#### [Task]
If a line in the records below contains the word "策略菜单", copy it out.

#### [Provided records]

......

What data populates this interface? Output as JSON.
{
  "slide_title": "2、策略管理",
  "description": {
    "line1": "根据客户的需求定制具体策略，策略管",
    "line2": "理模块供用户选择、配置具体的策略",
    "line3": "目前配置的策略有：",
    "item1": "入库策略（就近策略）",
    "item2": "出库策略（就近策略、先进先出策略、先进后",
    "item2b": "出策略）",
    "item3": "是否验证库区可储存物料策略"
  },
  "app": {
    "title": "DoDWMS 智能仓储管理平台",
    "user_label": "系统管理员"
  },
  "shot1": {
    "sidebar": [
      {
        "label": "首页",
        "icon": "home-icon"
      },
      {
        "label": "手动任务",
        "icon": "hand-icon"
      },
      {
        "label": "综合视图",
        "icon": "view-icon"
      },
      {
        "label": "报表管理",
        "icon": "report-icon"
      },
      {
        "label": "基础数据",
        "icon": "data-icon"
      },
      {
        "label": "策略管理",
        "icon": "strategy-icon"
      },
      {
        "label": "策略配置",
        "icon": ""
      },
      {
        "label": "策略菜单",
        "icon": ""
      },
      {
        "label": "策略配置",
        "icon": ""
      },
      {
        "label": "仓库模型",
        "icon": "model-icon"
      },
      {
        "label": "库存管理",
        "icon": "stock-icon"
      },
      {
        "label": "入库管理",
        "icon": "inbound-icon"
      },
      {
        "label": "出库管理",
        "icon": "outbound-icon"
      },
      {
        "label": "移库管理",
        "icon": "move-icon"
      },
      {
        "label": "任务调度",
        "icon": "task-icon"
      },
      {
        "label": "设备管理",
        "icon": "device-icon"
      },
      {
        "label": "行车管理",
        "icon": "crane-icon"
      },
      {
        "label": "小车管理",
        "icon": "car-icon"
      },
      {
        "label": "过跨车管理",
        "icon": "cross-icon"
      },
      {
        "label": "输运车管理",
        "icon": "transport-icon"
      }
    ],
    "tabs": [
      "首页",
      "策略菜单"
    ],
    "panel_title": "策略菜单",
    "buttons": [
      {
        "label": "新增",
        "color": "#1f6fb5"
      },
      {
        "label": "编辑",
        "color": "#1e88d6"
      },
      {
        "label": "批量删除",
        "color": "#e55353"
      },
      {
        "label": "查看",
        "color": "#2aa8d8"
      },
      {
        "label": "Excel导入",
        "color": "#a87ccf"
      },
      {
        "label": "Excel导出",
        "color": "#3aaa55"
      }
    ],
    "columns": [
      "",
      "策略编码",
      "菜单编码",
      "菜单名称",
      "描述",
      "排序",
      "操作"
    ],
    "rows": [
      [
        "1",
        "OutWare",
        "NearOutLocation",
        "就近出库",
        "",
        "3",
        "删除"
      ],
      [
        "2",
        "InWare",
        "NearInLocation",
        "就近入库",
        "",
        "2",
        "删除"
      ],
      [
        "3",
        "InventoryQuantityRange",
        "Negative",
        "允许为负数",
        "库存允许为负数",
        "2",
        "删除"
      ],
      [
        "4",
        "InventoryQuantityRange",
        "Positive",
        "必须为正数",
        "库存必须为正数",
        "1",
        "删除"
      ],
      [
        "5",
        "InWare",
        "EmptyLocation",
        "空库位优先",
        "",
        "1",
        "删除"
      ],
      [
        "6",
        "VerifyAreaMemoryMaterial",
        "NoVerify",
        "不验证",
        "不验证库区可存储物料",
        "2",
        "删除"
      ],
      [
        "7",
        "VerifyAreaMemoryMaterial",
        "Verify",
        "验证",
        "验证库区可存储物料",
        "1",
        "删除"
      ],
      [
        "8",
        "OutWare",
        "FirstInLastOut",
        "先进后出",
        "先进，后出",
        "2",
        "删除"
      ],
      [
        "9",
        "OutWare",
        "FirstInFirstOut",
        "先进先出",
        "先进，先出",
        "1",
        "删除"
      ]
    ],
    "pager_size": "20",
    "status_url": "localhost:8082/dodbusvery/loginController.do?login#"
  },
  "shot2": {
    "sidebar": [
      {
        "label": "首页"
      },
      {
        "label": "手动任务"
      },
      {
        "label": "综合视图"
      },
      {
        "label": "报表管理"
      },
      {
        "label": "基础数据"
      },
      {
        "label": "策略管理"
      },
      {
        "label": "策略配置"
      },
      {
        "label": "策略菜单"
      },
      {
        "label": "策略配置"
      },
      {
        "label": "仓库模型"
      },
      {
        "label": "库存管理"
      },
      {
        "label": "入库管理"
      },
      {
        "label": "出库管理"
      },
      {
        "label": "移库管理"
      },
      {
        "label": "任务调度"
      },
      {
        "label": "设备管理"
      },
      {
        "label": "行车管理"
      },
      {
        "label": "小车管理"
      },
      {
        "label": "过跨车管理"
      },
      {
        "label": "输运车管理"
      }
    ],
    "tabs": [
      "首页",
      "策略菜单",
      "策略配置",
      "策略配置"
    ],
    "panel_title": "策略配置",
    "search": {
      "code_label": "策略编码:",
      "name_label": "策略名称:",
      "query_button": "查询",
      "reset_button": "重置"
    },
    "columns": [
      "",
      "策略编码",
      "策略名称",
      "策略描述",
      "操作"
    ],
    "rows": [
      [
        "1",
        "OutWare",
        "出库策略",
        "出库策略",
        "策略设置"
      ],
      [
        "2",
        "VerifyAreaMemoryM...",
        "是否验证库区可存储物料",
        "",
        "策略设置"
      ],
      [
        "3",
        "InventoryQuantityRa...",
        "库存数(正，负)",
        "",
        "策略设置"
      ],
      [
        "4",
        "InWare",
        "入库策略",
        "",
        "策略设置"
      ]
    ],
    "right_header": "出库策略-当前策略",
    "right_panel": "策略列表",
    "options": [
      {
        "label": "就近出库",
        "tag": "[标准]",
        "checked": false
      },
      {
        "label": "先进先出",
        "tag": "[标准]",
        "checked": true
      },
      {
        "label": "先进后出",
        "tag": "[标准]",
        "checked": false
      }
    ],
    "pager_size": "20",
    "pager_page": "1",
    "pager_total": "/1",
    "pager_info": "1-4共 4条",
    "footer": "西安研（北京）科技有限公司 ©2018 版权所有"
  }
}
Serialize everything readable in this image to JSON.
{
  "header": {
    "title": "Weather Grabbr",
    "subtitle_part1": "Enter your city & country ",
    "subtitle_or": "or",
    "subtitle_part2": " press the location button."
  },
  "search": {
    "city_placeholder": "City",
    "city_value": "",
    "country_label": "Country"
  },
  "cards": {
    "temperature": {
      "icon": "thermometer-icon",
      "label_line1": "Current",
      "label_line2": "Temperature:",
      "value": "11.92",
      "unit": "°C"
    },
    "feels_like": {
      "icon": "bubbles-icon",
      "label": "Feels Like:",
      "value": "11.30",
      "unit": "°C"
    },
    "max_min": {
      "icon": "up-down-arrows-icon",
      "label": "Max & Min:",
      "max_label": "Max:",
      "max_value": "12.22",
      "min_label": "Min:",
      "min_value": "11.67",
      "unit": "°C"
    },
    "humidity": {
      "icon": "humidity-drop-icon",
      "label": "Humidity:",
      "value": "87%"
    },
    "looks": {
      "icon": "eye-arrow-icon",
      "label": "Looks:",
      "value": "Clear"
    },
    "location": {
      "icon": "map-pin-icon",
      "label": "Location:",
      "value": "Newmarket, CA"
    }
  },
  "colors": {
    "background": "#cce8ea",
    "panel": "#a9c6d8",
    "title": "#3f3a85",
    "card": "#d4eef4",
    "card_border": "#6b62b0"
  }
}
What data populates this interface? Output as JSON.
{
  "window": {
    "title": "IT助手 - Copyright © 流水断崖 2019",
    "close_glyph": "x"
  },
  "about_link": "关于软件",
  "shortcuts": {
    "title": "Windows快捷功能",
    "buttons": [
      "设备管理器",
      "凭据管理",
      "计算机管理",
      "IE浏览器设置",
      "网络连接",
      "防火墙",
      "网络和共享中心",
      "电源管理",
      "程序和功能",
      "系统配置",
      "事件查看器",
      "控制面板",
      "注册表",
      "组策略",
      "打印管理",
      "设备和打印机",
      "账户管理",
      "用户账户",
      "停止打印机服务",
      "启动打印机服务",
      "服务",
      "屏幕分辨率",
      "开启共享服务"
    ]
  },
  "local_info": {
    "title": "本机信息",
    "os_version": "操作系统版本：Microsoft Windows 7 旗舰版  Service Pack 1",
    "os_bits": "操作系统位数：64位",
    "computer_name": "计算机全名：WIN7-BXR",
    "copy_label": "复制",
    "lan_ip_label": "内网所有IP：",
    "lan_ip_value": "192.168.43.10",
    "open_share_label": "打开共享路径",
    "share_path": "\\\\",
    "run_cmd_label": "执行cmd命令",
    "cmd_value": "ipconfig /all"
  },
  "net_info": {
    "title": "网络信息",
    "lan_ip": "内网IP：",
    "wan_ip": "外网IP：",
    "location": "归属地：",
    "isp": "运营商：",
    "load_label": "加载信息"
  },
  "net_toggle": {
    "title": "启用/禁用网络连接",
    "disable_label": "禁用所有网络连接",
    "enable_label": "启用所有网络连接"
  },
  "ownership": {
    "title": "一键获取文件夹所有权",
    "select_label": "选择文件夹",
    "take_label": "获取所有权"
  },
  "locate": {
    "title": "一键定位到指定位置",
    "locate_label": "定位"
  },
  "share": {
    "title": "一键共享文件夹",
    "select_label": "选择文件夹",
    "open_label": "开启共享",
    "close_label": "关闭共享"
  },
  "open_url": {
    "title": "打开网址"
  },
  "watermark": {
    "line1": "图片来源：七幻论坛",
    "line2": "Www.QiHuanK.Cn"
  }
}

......

#### [The completed task]
        "label": "策略菜单",
      "策略菜单"
    "panel_title": "策略菜单",
        "label": "策略菜单"
      "策略菜单",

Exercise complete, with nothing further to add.